As I’ve mentioned previously, we’ve had a really nice crop of grapes this year. I lost the label for this particular grape variety, but it is a light red, almost pink, seedless grape that clearly does well in the Pacific Northwest. We easily had four times the amount of grapes you see in the picture above, which is not bad for a vine that is only a few years old. With so many grapes, I decided to try making grape jam, something I’ve never done before. The results were, well, interesting.
Following the “easy grape jam” recipe in the Ball Complete Book of Home Preserving, I picked, washed, and prepared 3.5 lbs of fresh grapes. The recipe requires boiling the grapes and using a liquid pectin. While the grapes were boiling, I tried to mash them up a bit so I wouldn’t have completely whole grapes in the jam.
After I completed the canning process, it became apparent quickly that the jam solids and liquid separated pretty significantly. The top, darker, part of the jar contains the grape solids and looks like jam. The bottom is pretty much solid-free and looks like jelly. This wasn’t what I intended, but it isn’t exactly a canning disaster. Has this happened to anyone else? Any thoughts or recommendations? Now if I could only find a grape jam recipe that uses less sugar. Seems such a shame to make jam using a recipe that requires way more sugar than actual fruit.
My canning efforts are quickly winding down, but I have an idea for at least one more project. I have a lot of really pretty rose hips. I did a quick search and found a recipe for rose hip jam. Has anyone attempted this before? Any other ideas for what to do with the hips?
My peach jam did the same thing – solids at top and more of a jelly at the lower portion of the jar. It’s all good and we consumed the first jar of it in a HUGE hurry! I would not worry about it and enjoy the beautiful grape jam/jelly combo!
I have heard you can make a rosehip tea but have never done it.
You could also add some rosehips to apple jelly for color. (I’ve done the same thing with the fruit from Cornus mas.)
Just don’t let Derek loose on the idea of turning it into wine. Or maybe you should, come to think of it. Alan’s wines can be pretty good so perhaps he’ll get his father’s secret recipe out and go to town.

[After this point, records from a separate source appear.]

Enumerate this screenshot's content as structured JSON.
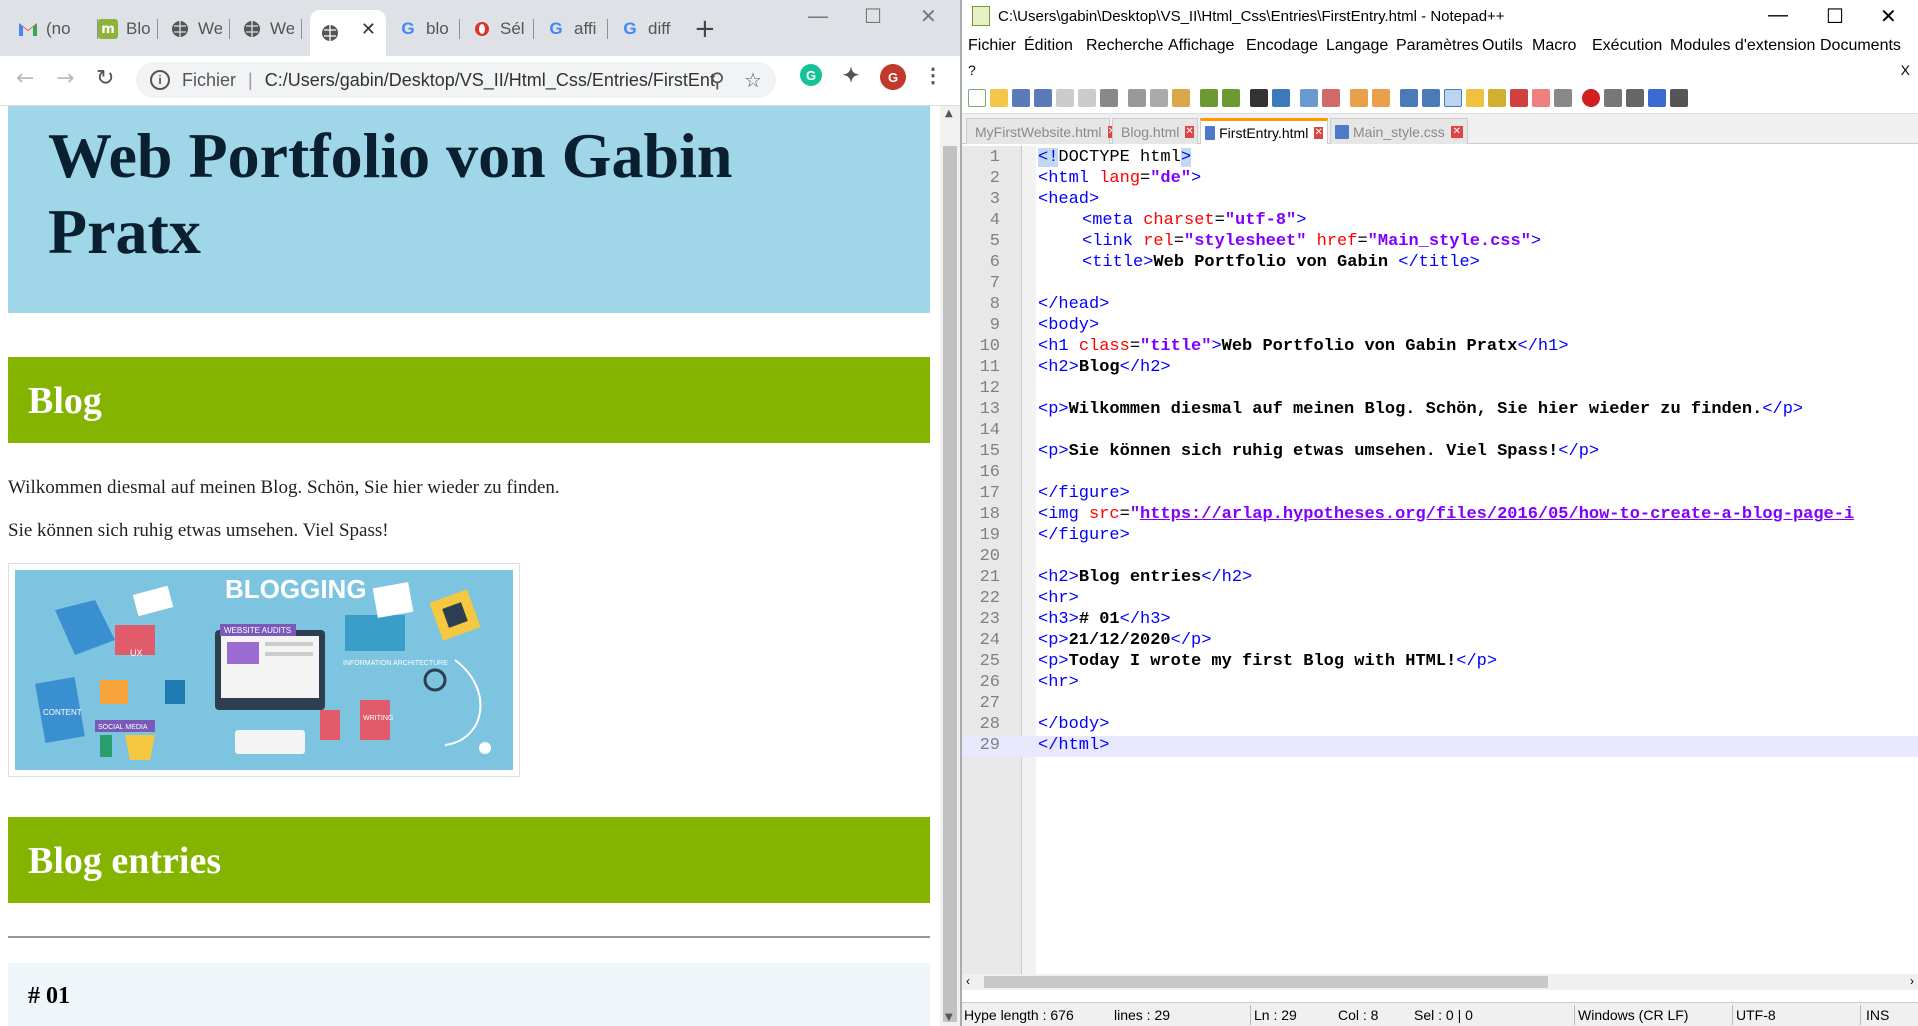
{
  "browser": {
    "tabs": [
      {
        "title": "(no",
        "icon": "gmail-icon"
      },
      {
        "title": "Blo",
        "icon": "m-icon"
      },
      {
        "title": "We",
        "icon": "globe-icon"
      },
      {
        "title": "We",
        "icon": "globe-icon"
      },
      {
        "title": "",
        "icon": "globe-icon",
        "active": true
      },
      {
        "title": "blo",
        "icon": "google-icon"
      },
      {
        "title": "Sél",
        "icon": "opera-icon"
      },
      {
        "title": "affi",
        "icon": "google-icon"
      },
      {
        "title": "diff",
        "icon": "google-icon"
      }
    ],
    "new_tab": "+",
    "url_label": "Fichier",
    "url": "C:/Users/gabin/Desktop/VS_II/Html_Css/Entries/FirstEnt...",
    "profile_initial": "G",
    "page": {
      "h1": "Web Portfolio von Gabin Pratx",
      "h2_blog": "Blog",
      "p1": "Wilkommen diesmal auf meinen Blog. Schön, Sie hier wieder zu finden.",
      "p2": "Sie können sich ruhig etwas umsehen. Viel Spass!",
      "image_title": "BLOGGING",
      "image_labels": {
        "ux": "UX",
        "audits": "WEBSITE AUDITS",
        "info": "INFORMATION ARCHITECTURE",
        "content": "CONTENT",
        "social": "SOCIAL MEDIA",
        "writing": "WRITING"
      },
      "h2_entries": "Blog entries",
      "h3": "# 01"
    }
  },
  "notepad": {
    "title": "C:\\Users\\gabin\\Desktop\\VS_II\\Html_Css\\Entries\\FirstEntry.html - Notepad++",
    "menu": [
      "Fichier",
      "Édition",
      "Recherche",
      "Affichage",
      "Encodage",
      "Langage",
      "Paramètres",
      "Outils",
      "Macro",
      "Exécution",
      "Modules d'extension",
      "Documents"
    ],
    "menu_help": "?",
    "menu_close": "X",
    "file_tabs": [
      "MyFirstWebsite.html",
      "Blog.html",
      "FirstEntry.html",
      "Main_style.css"
    ],
    "lines": [
      "1",
      "2",
      "3",
      "4",
      "5",
      "6",
      "7",
      "8",
      "9",
      "10",
      "11",
      "12",
      "13",
      "14",
      "15",
      "16",
      "17",
      "18",
      "19",
      "20",
      "21",
      "22",
      "23",
      "24",
      "25",
      "26",
      "27",
      "28",
      "29"
    ],
    "code": {
      "l1": {
        "tag_open": "<!",
        "doctype": "DOCTYPE html",
        "tag_close": ">"
      },
      "l2": {
        "tag": "<html ",
        "attr": "lang",
        "eq": "=",
        "val": "\"de\"",
        "close": ">"
      },
      "l3": "<head>",
      "l4": {
        "tag": "<meta ",
        "attr": "charset",
        "eq": "=",
        "val": "\"utf-8\"",
        "close": ">"
      },
      "l5": {
        "tag": "<link ",
        "attr1": "rel",
        "eq1": "=",
        "val1": "\"stylesheet\"",
        "attr2": " href",
        "eq2": "=",
        "val2": "\"Main_style.css\"",
        "close": ">"
      },
      "l6": {
        "open": "<title>",
        "text": "Web Portfolio von Gabin ",
        "close": "</title>"
      },
      "l8": "</head>",
      "l9": "<body>",
      "l10": {
        "tag": "<h1 ",
        "attr": "class",
        "eq": "=",
        "val": "\"title\"",
        "gt": ">",
        "text": "Web Portfolio von Gabin Pratx",
        "close": "</h1>"
      },
      "l11": {
        "open": "<h2>",
        "text": "Blog",
        "close": "</h2>"
      },
      "l13": {
        "open": "<p>",
        "text": "Wilkommen diesmal auf meinen Blog. Schön, Sie hier wieder zu finden.",
        "close": "</p>"
      },
      "l15": {
        "open": "<p>",
        "text": "Sie können sich ruhig etwas umsehen. Viel Spass!",
        "close": "</p>"
      },
      "l17": "</figure>",
      "l18": {
        "tag": "<img ",
        "attr": "src",
        "eq": "=",
        "q": "\"",
        "val": "https://arlap.hypotheses.org/files/2016/05/how-to-create-a-blog-page-i"
      },
      "l19": "</figure>",
      "l21": {
        "open": "<h2>",
        "text": "Blog entries",
        "close": "</h2>"
      },
      "l22": "<hr>",
      "l23": {
        "open": "<h3>",
        "text": "# 01",
        "close": "</h3>"
      },
      "l24": {
        "open": "<p>",
        "text": "21/12/2020",
        "close": "</p>"
      },
      "l25": {
        "open": "<p>",
        "text": "Today I wrote my first Blog with HTML!",
        "close": "</p>"
      },
      "l26": "<hr>",
      "l28": "</body>",
      "l29": "</html>"
    },
    "status": {
      "length": "Hype length : 676",
      "lines": "lines : 29",
      "ln": "Ln : 29",
      "col": "Col : 8",
      "sel": "Sel : 0 | 0",
      "eol": "Windows (CR LF)",
      "enc": "UTF-8",
      "mode": "INS"
    }
  }
}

Enjoy your grapes! I lucked into a large amount of concord grapes that we juiced and the kids and dh are wild for it. It never made it to jelly or jam!
I know you can make jelly from rosehips or dry them for tea. They are very high in Vit C so a great source of “local” vit c. I’ve read you should pick them after the first frosts have softened them. I have a very old French recipe for rosehip jam where you marinate them in white wine for a week before jamming them. Email me if you want it.
As far as low sugar grape recipes if you use pomona’s pectin it does not require sugar to set so you can make it to taste. I made my plum jam with 5 cups fruit to 1 cup sugar (vs traditional 4 cups fruit to 5 cups sugar). It tastes so fresh and fruity, not like suar.
I know it’s too late now, but as the jars are cooling, flip them every so often and the fruity bits will suspend themselves as they travel with gravity and the gel thickens.
I’m calling what we made this year jelly-jam. I smashed the grapes, cooked them, and then ran them through the hand food mill, but I didn’t strain the mixture through a jelly bag. I’ve got even consistency but not the clarity of jelly. I used very little sugar and a pectin made for low-sugar recipes. I agree with you; our grapes were plenty sweet without adding sugar.
About the rose hips, the tiny hairs inside of them are very irritating so don’t get them in your rose hip jam and protect your fingers from them. There are stories of itching and irritation at the rectum after the body processes the jam and it exits if the hairs are allowed in the jam or what ever else you make from it! No joke, look it up on line.